Editor’s note: This post was updated on Nov. 10, 2019.
Take a moment and imagine the scene outside your child’s school just minutes before the morning bell. What does it look like?
If the first image in your mind is of cars jockeying for position in the drop-off zone, you are not alone. Driving to school, rather than walking, riding, or taking transit, has become the routine mode of transportation for kids.
After recognizing that driving habits were actually putting students at risk, one school in North Vancouver put their foot down, both literally and figuratively. Canyon Heights Elementary School introduced Freedom Friday in December 2015 and began “a weekly celebration focused on encouraging walking, cycling, or any other people-powered means to get to and from class,” as described in an article by Daily Hive.
The move came as a result of a particularly enthusiastic group of parents. Although the goal was to create a safe means of commuting to school, unexpected benefits have occurred as a result of Freedom Friday. Families, who might never have connected otherwise, are meeting, and newcomers to the area are enjoying the increase in community spirit.
But perhaps the most intriguing initiative created was the Drive to Five zones, “areas where parking is easier to find, and [their] kids can still stretch their legs (and their brains) with a five-minute walk.”
Since the inaugural Freedom Friday in December, Canyon Heights has experienced enormous success with the program and are looking to expand in the future. Thinking back to the morning scene you imagined outside your child’s school, does an initiative like the one in North Vancouver seem realistic?
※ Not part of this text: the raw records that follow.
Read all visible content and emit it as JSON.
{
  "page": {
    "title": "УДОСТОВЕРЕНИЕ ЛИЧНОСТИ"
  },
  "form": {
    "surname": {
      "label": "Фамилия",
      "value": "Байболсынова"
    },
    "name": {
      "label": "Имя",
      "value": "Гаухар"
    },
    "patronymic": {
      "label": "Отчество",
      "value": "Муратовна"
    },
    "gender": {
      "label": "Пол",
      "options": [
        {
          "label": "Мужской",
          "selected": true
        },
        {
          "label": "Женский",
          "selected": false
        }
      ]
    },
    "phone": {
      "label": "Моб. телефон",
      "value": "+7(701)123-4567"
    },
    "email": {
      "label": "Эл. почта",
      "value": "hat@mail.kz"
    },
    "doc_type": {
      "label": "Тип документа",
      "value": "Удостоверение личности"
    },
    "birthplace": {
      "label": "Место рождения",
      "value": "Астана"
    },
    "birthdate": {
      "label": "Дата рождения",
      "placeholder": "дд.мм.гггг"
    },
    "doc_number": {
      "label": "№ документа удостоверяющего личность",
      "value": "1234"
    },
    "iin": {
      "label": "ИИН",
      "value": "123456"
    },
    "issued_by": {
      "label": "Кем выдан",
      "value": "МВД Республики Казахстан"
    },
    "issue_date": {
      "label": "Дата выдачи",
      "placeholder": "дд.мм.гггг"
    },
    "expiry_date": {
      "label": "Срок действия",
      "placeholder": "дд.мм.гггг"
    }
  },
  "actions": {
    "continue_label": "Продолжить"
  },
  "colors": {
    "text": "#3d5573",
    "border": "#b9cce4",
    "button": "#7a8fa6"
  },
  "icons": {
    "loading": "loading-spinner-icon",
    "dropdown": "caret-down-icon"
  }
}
How would it look different at your child’s school?
Freedom Friday began the discussion. Let’s keep it going.